◆ REQUIREMENT:
Across the records that follow, determine how many lines contain "카메라가" and give only the resulting number.

◆ EXCERPTED RECORDS:
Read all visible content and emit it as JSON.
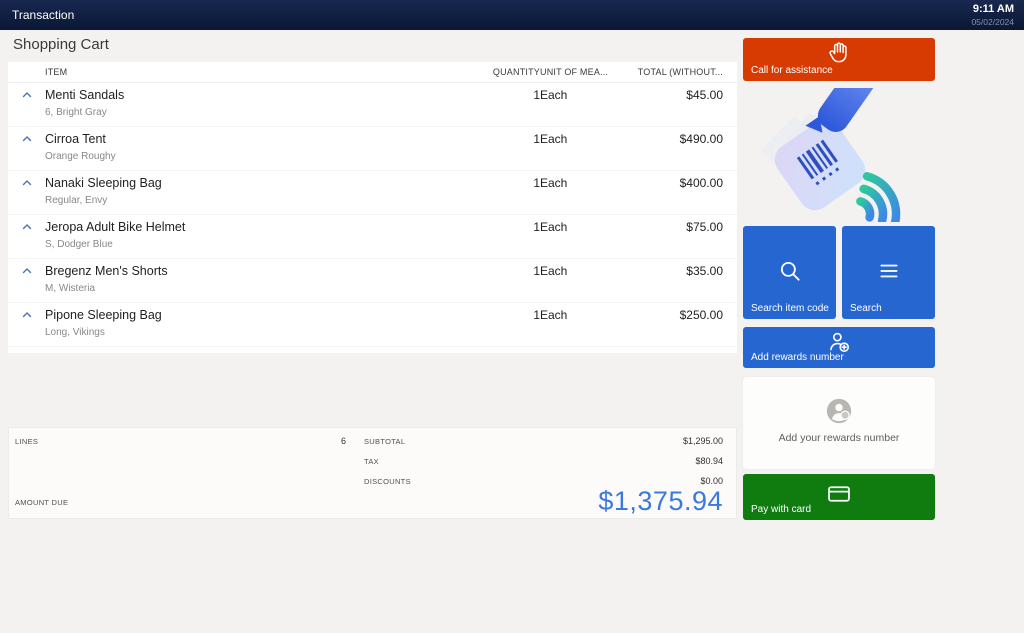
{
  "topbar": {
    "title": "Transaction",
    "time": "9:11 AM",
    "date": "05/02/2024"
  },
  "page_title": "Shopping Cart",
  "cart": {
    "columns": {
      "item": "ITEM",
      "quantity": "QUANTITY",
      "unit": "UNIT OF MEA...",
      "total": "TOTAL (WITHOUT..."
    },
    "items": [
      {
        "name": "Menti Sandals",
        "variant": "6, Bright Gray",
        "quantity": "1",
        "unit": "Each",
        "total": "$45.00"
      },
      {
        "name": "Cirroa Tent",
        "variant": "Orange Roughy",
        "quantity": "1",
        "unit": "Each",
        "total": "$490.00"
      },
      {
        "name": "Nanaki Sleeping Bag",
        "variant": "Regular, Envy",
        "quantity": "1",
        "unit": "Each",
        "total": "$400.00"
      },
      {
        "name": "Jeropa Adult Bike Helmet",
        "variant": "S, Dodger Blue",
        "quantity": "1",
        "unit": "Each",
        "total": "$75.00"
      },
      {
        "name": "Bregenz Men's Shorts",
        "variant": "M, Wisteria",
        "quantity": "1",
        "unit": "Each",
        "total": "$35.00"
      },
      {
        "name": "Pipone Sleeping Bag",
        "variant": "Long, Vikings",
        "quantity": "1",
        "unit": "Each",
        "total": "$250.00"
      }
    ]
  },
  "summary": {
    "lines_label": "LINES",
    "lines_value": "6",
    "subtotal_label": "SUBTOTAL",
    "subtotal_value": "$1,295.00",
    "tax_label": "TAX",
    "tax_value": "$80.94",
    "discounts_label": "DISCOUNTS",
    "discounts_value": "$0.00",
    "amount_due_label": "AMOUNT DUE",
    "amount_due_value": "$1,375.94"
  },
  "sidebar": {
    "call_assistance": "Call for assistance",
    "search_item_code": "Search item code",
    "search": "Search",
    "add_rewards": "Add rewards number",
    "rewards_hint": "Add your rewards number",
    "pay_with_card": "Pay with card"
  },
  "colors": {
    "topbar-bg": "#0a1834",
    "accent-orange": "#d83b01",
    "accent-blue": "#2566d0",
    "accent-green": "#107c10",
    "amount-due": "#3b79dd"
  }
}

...

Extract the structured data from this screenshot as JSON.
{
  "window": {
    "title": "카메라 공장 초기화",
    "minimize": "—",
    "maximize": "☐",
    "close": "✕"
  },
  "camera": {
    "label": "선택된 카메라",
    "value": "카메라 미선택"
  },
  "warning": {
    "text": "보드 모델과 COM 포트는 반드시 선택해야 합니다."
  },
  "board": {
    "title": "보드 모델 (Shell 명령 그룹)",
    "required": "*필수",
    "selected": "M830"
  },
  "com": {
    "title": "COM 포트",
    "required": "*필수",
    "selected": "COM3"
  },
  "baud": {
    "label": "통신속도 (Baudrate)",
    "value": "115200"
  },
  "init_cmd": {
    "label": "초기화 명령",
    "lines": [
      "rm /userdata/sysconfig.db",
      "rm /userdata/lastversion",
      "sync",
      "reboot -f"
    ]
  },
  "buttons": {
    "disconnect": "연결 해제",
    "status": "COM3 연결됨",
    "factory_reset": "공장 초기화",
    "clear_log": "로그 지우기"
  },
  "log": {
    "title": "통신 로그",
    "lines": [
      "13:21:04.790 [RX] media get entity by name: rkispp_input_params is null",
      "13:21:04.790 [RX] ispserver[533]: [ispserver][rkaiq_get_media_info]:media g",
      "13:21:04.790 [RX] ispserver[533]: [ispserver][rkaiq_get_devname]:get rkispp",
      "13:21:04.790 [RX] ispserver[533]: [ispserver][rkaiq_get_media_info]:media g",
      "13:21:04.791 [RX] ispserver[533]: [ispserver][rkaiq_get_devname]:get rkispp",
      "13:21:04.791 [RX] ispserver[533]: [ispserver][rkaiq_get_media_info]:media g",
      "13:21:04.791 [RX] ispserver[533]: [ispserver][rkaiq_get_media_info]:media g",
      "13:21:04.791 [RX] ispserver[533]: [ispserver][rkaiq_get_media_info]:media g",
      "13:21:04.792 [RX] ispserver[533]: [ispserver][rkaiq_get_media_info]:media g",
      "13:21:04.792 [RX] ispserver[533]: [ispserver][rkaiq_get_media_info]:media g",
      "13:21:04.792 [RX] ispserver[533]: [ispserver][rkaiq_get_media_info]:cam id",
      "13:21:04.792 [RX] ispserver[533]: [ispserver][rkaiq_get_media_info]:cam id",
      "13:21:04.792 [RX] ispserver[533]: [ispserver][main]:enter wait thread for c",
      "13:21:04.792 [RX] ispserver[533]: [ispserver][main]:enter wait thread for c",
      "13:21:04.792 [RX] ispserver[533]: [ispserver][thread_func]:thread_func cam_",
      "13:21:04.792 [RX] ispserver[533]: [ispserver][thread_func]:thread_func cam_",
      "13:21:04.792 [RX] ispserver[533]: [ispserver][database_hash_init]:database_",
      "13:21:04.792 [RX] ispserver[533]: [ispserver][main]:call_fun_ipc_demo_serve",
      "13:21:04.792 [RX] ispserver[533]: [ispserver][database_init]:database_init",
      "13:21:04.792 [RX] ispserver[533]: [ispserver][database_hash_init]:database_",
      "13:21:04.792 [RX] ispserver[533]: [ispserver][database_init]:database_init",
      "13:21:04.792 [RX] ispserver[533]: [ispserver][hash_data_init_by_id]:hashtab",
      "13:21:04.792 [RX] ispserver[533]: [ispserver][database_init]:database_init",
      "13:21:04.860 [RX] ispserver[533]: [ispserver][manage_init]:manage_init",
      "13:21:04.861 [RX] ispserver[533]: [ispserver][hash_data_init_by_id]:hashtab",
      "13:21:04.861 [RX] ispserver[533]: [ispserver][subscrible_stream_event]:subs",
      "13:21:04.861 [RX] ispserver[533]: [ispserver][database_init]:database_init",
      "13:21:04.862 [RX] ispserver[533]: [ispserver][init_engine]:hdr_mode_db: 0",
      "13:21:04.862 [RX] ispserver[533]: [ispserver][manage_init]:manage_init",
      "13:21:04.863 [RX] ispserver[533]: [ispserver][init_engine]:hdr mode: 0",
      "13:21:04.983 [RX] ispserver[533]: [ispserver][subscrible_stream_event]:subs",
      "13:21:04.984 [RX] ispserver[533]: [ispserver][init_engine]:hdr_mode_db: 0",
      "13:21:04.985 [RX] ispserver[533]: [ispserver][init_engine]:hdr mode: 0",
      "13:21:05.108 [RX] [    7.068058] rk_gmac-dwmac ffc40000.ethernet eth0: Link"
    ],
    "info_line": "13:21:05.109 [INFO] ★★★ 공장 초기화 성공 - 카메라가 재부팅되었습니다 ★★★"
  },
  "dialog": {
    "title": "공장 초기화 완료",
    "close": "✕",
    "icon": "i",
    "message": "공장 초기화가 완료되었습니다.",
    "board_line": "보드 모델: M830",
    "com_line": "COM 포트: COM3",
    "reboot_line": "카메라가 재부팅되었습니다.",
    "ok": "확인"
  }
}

◆ ANSWER FOR THE TASK:
2